A bilingual sign at the entrance to the depot prohibited entry and we thought our chances of having a look round were minimal but a request to the manager received a favourable response and we were escorted round and allowed to take photographs.

Qianwei – Chengdu – Beijing – London

(13 – 14 Jan 2007)

After visiting Yuejin by road in the early morning gloom we returned to Chengdu by road, before flying back to Beijing on Air China flight CA 4111 that evening. After a night in Beijing, Air France took us back to the UK via Paris.


Although there are still a fair number of steam locomotives within easy reach of Chengdu, they don’t seem to do a lot. The tally of 17 SYs was more than expected but it would be difficult to justify a visit on the basis of seeing a few SYs sitting around waiting for their next duty in dull weather and unphotogenic surroundings. Two days of grubbing around looking for engines was OK but I wouldn't want to do a lot more.

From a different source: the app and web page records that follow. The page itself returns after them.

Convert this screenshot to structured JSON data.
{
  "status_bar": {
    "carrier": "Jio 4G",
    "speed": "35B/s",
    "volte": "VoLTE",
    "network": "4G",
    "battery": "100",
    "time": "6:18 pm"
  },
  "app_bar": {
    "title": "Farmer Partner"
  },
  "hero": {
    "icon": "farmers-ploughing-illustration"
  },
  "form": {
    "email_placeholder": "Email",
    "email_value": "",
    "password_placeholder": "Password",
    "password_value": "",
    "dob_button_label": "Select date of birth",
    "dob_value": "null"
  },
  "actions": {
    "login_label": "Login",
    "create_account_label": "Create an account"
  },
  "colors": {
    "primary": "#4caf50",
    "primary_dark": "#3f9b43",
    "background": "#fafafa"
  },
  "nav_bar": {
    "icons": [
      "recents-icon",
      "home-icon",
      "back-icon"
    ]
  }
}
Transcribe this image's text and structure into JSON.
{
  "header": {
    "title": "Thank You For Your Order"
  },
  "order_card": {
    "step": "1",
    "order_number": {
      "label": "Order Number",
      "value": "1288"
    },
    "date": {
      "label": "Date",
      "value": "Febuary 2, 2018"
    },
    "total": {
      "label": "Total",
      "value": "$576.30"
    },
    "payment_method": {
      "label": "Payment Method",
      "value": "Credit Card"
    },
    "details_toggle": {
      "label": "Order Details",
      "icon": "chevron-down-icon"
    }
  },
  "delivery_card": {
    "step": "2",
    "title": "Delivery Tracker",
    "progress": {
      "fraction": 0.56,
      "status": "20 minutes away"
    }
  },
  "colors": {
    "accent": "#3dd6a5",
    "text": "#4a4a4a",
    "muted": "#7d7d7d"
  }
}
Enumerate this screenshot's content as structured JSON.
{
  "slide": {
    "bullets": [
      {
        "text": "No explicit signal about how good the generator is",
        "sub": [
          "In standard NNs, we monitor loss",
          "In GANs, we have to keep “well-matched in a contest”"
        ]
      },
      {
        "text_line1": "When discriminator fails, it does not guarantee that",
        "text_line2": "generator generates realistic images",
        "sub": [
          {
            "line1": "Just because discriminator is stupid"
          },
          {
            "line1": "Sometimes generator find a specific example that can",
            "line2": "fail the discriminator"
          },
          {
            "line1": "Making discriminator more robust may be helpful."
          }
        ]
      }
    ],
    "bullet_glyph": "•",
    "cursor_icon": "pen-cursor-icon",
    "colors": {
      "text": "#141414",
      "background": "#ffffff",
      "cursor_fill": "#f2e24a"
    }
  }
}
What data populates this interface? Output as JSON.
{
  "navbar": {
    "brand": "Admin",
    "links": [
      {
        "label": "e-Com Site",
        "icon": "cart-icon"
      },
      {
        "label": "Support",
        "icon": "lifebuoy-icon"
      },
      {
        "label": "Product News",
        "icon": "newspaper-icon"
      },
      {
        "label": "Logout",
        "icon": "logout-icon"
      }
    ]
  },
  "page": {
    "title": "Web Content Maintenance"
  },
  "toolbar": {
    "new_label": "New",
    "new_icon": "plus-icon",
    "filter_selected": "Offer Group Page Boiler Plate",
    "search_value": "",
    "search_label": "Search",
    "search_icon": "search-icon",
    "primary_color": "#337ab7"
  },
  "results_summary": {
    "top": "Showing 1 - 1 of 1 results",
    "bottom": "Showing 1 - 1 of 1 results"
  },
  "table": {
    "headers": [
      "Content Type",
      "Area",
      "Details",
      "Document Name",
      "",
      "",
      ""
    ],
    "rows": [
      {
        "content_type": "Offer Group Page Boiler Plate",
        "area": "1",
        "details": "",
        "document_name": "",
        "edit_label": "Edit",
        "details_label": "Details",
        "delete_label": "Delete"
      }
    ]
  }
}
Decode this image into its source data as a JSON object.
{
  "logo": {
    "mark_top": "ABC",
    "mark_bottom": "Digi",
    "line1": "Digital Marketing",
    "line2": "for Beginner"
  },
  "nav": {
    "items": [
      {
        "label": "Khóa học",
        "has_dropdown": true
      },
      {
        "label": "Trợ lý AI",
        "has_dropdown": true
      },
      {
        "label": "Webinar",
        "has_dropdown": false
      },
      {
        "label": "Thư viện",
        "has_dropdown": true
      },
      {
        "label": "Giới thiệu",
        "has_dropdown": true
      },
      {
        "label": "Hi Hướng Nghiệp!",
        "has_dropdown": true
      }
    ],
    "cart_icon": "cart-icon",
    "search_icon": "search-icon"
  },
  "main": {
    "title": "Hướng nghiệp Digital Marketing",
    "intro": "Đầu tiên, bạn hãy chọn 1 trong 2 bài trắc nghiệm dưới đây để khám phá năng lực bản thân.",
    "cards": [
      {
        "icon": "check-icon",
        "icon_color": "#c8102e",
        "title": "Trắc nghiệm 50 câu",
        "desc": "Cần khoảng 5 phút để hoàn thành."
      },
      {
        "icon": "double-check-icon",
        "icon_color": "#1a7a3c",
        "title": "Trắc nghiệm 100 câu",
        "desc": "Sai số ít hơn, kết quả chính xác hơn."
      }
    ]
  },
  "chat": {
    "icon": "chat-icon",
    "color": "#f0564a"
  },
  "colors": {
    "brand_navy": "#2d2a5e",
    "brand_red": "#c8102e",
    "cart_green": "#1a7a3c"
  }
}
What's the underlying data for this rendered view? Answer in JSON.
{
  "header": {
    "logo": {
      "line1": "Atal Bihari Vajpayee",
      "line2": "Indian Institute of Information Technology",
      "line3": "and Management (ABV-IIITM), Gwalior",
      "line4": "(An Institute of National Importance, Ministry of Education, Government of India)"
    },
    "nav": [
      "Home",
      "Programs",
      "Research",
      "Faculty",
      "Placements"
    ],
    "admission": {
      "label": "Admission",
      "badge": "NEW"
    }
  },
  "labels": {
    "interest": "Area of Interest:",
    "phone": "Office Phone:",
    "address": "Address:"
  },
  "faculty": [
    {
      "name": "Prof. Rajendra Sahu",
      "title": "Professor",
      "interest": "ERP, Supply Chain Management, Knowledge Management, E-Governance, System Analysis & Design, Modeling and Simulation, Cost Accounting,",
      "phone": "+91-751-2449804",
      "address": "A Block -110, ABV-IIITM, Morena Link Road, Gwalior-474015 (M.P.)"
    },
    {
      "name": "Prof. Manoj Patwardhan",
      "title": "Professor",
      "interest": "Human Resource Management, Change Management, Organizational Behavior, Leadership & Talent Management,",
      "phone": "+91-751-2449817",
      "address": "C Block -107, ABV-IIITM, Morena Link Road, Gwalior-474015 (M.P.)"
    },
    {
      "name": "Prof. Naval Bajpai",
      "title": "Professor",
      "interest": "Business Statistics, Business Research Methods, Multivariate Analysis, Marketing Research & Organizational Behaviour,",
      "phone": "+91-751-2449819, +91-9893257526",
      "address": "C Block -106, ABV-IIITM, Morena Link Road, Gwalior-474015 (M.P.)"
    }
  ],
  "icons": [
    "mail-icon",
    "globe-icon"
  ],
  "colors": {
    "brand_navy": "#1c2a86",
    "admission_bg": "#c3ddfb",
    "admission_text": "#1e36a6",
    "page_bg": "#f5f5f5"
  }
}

Shibanxi was a different matter altogether. In spite of its inaccessibility and the dreadful weather in this part of Sichuan, this is a railway everybody should experience at least once. It’s every bit as good as previous reports indicate, with bags of character, beautiful scenery, friendly locals, plenty of photo locations and enough trains to keep you occupied. Although a lot of walking is required, it’s much easier than Huanan. There's much less need to rush to get to the spots and you can use the train for the longer journeys if you wish.

A train journey is a fabulous experience in itself with the 4-wheelers crashing and banging along, steel shutters rattling noisily in the window frames as the coach bucks and sways violently in spite of the generally excellent state of the track. With no glass in the way, the temptation to lean out of the window and take in the atmosphere is overwhelming. Outside, the green hills of Sichuan roll past, an ever changing vista of ramshakle villages, terraced fields, paddy fields, dense forests and bamboo stands. The smells of coal smoke, steam and hot oil drift back and blend with the fresh damp aromas of the forest to form a heady mixture. Above the racket, frequent blasts on the loco’s whistle and the rhythmic chatter of the exhaust can be heard, unless they're drowned out by the loud squealing of a rebellious pig in the next coach. It couldn't be more different from the sterile, air conditioned, double-glazed tedium of rail travel in much of the developed world. Long may it last!

Several people told us that the weather was usually best in March and October with more sunny days than at other times. This fits in with Ameling’s experience in October 2006 but contradicts what Rob was told about May being sunniest. It’s also worth bearing in mind that even in early January we lost the exhaust by midday on a cool, sunny, humid, day. What chance of getting anything out of the chimney in spring, summer or autumn? Take your pick, more chance of sun in spring or autumn, lower sun and more chance of exhaust in winter on the rare occasions the sky does clear. Whenever you choose, just go! You’ll enjoy one of the true railway wonders of the world.

Winter also seems to be a good time to avoid the tourist groups. We basically had the line to ourselves. There were two Japanese gricers around on the first two days but we only saw them on the morning train from Shixi. There were also a handful of local tourists but they weren’t a problem away from the major stations.

Many thanks to those who've published reports and maps detailing the line and its operation. These were invaluable for planning the trip and helping decide where to go during our visit. Keep up the good work.

Was it really worth going all that way for one day of sunshine? You bet it was! The whole experience was great fun, whether the sun was shining or not, and some of the wet weather photos didn’t turn out badly either.